* [THE PROBLEM]: Where does "with" appear in the data? Return each line that holds it.

* [Data records for software interfaces]:
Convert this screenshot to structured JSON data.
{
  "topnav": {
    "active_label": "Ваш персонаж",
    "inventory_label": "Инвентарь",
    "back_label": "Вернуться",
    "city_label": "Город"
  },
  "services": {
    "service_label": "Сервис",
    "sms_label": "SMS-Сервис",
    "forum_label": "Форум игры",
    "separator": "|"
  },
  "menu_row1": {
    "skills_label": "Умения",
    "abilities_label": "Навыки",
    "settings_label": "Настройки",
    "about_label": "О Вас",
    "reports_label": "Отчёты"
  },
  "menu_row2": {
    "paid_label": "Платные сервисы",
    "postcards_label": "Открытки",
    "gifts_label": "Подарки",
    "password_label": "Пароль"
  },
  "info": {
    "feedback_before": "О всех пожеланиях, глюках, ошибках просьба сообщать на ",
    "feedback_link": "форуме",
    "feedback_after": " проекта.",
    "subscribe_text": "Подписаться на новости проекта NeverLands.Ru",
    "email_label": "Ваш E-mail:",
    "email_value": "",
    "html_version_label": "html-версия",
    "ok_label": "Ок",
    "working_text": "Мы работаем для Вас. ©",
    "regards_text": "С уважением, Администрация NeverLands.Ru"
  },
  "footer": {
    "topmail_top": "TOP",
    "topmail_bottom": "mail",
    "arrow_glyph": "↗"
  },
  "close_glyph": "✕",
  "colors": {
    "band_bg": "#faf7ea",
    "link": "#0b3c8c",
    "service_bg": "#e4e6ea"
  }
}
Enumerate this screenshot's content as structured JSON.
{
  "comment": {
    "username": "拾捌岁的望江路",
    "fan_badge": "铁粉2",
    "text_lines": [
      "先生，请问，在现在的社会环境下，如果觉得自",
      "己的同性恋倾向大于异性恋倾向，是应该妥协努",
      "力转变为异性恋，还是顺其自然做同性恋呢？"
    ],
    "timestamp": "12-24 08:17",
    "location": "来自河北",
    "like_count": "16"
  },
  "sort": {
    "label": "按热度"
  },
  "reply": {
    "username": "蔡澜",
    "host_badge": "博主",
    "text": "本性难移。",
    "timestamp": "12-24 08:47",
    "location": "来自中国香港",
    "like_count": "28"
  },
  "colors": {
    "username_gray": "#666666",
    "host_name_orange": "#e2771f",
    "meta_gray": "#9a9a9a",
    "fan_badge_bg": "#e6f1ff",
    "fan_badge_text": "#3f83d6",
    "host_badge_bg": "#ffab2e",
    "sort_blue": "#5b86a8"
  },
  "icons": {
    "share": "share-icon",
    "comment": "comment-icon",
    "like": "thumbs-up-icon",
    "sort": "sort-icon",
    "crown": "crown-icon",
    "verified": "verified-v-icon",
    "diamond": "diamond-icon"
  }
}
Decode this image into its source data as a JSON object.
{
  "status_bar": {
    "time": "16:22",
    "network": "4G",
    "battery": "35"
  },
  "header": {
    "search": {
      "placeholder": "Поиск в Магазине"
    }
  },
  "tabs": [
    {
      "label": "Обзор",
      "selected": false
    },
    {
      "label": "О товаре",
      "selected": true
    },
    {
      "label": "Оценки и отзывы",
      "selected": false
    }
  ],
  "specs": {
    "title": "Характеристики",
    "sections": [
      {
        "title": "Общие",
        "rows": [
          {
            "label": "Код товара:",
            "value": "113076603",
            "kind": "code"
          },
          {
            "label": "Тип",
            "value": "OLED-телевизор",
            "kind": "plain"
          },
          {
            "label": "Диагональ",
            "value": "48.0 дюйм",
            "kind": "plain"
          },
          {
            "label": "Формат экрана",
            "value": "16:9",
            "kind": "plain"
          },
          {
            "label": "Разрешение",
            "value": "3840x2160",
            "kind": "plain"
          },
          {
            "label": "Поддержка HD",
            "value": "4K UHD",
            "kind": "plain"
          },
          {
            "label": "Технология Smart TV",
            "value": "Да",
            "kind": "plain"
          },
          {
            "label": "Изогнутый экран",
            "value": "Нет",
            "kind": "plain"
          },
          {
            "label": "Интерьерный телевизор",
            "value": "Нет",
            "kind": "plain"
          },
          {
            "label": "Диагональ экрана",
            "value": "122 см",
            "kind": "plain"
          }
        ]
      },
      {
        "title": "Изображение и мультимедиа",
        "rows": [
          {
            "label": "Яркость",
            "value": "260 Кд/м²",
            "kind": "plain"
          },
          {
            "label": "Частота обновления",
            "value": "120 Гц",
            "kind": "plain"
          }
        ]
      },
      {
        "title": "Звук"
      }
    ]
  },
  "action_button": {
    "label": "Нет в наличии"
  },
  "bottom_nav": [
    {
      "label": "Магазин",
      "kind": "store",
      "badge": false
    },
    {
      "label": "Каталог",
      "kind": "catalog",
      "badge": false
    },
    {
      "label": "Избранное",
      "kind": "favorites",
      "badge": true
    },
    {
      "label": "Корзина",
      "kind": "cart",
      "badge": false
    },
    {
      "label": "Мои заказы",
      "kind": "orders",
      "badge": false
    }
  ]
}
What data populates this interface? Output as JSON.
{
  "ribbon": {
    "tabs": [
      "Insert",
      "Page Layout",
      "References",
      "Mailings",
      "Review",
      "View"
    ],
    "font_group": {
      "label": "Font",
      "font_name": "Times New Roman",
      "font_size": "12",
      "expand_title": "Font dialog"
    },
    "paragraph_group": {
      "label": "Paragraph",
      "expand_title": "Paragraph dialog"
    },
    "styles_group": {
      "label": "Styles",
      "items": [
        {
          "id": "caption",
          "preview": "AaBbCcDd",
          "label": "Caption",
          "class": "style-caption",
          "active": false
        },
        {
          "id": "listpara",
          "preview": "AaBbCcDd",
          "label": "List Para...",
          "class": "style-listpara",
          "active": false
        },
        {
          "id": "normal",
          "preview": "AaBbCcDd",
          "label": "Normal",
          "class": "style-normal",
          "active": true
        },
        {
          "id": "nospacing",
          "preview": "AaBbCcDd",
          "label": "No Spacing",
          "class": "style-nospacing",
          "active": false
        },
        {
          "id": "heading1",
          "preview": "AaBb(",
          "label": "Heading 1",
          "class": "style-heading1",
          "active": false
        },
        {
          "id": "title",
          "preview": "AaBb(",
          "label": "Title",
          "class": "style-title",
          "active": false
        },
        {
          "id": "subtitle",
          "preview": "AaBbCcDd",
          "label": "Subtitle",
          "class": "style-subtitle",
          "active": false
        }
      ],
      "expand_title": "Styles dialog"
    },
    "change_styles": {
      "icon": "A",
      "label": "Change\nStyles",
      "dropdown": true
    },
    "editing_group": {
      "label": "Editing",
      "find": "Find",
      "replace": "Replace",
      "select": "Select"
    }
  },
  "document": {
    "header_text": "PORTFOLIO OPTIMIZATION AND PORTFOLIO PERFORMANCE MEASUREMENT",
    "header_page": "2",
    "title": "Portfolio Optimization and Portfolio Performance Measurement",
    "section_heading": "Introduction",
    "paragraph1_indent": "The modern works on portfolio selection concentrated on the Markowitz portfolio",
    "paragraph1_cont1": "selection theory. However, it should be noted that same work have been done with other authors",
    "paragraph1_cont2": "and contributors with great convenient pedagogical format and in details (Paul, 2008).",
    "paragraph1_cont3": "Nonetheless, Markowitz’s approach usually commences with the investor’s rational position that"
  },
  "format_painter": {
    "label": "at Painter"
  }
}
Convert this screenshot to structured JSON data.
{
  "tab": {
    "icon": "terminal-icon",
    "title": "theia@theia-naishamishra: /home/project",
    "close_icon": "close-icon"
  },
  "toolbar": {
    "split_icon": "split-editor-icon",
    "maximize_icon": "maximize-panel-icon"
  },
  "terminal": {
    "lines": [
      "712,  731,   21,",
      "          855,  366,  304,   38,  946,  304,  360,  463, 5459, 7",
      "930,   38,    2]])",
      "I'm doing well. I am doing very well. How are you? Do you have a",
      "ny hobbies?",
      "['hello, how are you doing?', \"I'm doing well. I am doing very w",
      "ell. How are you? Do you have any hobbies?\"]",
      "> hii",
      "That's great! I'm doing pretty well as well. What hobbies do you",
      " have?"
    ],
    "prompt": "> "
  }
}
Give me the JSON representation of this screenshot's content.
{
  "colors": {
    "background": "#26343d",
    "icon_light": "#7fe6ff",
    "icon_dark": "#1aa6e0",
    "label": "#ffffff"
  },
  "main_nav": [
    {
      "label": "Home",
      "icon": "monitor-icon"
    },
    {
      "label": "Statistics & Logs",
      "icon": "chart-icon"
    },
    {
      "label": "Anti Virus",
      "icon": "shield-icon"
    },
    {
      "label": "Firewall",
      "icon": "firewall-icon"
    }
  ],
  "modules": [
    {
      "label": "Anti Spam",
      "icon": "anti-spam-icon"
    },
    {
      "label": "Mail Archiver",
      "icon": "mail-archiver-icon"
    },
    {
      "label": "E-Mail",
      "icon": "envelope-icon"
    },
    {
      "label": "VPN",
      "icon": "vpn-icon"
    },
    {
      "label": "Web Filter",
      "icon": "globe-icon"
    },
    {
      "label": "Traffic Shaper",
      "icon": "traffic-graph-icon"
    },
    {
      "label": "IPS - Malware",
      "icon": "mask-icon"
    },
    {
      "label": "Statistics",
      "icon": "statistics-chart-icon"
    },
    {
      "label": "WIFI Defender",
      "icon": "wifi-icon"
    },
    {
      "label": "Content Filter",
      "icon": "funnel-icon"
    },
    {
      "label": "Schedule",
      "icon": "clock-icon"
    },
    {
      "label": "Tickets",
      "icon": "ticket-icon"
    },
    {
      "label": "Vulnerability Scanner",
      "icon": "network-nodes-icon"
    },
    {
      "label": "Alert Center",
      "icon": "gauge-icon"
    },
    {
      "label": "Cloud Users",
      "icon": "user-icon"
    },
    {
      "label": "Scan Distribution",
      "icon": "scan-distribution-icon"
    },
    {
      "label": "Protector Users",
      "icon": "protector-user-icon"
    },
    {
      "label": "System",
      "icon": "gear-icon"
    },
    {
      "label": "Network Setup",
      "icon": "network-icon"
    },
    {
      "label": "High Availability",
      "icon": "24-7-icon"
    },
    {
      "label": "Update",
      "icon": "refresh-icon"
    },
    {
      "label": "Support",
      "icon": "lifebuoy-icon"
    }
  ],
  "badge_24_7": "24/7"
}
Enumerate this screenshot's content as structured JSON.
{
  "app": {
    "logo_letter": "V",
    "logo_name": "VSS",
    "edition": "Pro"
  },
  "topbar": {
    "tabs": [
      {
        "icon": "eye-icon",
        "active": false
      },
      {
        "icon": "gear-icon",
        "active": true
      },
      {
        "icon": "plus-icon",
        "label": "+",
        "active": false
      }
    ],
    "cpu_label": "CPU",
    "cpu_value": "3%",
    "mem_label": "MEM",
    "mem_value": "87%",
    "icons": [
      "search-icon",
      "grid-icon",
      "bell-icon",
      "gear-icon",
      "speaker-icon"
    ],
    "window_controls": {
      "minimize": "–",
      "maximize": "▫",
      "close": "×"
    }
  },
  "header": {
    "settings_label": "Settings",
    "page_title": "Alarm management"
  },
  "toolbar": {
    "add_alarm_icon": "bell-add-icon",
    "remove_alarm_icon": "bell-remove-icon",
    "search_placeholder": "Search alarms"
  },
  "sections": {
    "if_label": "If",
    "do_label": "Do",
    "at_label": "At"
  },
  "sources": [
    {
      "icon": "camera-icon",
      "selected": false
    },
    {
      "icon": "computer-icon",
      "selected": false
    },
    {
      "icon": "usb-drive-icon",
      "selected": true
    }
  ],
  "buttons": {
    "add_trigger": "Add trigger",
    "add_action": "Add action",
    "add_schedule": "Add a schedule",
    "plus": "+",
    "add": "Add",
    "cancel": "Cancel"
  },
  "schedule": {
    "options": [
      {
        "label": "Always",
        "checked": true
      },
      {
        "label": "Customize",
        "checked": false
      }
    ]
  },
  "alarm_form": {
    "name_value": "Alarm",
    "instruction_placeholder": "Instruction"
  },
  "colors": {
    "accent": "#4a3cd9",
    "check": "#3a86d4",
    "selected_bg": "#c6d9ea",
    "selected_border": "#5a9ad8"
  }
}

* [RESPONSE TO THIS EXERCISE]:
    "paragraph1_cont1": "selection theory. However, it should be noted that same work have been done with other authors",
    "paragraph1_cont2": "and contributors with great convenient pedagogical format and in details (Paul, 2008).",
    "paragraph1_cont3": "Nonetheless, Markowitz’s approach usually commences with the investor’s rational position that"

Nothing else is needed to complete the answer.